▸ EXERCISE OBJECTIVE
Work through the entries that follow and state how many lines contain the word "Acceleration". Only the number is wanted.

[[ SOURCE DATA open ]]

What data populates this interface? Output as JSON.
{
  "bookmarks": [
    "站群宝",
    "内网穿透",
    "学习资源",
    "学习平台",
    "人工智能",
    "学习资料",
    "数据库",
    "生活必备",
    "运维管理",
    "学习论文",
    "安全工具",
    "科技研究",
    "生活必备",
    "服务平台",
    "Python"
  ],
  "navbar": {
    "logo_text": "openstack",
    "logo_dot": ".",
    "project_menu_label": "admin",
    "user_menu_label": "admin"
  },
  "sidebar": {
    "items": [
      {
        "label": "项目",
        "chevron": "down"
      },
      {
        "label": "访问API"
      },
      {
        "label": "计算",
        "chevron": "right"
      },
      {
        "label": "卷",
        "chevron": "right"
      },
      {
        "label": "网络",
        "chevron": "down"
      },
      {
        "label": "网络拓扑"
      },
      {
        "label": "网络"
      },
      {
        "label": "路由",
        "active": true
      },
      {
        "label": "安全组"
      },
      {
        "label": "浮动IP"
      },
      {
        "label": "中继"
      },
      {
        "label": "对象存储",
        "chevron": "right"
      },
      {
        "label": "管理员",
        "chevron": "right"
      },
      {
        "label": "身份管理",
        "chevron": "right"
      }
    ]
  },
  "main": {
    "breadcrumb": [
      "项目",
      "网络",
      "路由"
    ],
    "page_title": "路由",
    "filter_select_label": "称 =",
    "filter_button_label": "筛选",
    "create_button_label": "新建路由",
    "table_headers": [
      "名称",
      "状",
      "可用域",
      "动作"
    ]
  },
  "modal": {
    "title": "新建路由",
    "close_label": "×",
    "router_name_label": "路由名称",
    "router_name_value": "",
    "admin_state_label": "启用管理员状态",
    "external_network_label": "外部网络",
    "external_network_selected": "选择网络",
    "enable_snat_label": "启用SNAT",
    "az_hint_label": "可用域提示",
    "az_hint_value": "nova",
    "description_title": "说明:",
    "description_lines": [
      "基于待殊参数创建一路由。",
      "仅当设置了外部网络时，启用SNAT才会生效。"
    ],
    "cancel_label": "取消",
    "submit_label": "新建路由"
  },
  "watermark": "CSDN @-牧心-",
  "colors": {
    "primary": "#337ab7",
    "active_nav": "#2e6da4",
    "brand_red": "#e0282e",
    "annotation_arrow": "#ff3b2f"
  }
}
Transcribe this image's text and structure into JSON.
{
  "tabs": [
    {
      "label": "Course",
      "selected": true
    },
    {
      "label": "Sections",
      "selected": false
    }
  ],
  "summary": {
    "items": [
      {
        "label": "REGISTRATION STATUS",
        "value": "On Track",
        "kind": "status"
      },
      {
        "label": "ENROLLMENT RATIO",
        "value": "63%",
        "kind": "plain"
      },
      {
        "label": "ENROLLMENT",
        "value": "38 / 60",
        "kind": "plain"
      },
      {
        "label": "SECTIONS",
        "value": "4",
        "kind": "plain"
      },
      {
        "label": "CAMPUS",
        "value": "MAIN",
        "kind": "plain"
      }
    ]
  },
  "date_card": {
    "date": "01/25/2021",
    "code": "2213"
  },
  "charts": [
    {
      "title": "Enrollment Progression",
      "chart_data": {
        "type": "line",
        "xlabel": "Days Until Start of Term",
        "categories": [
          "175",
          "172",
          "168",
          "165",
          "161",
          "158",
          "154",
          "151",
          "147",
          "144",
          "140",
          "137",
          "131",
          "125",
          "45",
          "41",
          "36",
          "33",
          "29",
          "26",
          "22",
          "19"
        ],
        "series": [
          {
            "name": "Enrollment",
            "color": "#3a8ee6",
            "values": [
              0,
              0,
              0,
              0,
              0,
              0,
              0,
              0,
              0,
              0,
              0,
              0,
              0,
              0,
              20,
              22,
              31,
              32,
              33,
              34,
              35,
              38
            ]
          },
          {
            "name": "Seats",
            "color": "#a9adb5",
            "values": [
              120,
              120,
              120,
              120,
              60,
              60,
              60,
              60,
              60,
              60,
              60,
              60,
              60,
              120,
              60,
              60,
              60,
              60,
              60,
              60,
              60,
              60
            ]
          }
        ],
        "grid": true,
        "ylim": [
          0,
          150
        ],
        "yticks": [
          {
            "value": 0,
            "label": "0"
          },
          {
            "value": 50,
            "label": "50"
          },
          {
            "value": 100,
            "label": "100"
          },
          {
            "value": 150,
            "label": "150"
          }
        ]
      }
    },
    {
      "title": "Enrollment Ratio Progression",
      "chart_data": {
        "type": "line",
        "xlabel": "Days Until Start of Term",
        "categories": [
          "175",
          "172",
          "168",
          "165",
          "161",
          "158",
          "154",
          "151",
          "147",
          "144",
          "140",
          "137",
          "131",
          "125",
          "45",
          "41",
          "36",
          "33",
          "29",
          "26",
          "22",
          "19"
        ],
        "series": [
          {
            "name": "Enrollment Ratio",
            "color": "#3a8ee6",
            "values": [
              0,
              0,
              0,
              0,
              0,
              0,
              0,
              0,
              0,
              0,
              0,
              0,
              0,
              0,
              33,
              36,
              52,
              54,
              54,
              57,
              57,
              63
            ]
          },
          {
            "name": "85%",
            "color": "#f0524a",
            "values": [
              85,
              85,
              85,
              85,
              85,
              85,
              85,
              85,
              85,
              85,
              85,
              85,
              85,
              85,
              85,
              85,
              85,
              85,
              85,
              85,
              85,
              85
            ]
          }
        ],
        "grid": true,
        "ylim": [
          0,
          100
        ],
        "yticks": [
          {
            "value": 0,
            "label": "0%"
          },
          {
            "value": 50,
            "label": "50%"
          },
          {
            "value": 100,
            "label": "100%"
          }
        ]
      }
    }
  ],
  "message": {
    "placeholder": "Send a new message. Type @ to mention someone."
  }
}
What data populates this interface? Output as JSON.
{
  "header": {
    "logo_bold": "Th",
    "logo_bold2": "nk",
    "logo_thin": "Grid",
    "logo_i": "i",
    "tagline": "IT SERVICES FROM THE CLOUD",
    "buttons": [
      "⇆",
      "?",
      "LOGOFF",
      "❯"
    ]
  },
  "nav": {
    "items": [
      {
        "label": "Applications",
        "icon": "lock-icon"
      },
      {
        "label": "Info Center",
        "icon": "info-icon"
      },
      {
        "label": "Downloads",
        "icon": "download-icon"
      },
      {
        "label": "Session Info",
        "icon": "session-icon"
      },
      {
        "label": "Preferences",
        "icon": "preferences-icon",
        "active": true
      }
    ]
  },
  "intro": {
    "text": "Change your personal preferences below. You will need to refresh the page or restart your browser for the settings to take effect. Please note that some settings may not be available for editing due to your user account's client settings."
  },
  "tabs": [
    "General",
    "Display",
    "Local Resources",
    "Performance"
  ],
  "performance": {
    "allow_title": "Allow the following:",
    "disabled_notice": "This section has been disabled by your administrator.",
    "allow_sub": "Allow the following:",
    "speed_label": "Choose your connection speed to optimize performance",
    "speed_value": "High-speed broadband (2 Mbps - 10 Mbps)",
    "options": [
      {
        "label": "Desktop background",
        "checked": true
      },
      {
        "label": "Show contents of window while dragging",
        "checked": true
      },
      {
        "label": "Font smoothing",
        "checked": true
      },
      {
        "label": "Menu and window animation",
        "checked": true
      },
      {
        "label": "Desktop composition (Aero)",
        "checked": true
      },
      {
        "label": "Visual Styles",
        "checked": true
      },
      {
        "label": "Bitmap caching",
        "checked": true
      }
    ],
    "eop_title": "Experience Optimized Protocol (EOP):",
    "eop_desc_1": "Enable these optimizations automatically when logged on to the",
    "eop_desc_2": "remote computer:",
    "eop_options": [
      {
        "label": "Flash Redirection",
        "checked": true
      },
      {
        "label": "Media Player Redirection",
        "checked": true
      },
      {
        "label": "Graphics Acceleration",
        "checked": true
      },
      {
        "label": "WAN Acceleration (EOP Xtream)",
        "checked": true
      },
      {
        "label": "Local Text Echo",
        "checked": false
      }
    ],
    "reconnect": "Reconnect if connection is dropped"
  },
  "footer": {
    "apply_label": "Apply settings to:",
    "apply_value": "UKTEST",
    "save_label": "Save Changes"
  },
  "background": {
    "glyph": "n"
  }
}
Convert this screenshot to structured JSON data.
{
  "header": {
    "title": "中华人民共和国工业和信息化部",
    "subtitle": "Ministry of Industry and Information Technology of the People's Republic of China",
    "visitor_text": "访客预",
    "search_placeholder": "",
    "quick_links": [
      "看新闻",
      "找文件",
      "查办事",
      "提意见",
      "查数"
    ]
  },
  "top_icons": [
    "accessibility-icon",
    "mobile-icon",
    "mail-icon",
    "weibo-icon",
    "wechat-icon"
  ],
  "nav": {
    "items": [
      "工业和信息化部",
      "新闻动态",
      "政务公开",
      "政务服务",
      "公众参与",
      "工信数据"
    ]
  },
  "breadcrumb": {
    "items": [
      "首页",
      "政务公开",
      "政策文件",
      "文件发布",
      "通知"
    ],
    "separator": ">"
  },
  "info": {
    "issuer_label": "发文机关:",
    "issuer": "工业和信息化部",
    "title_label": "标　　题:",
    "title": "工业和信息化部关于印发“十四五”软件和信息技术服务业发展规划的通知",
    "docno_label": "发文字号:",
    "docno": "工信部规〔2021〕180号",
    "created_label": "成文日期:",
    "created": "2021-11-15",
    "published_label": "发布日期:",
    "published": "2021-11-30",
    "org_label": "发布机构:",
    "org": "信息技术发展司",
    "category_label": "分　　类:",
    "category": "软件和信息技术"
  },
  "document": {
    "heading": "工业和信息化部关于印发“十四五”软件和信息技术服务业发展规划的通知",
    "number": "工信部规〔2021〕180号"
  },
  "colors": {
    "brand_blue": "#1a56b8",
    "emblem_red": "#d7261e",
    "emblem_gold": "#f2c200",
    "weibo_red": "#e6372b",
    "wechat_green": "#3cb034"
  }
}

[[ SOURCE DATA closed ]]

▸ REPLY TO THE TASK
2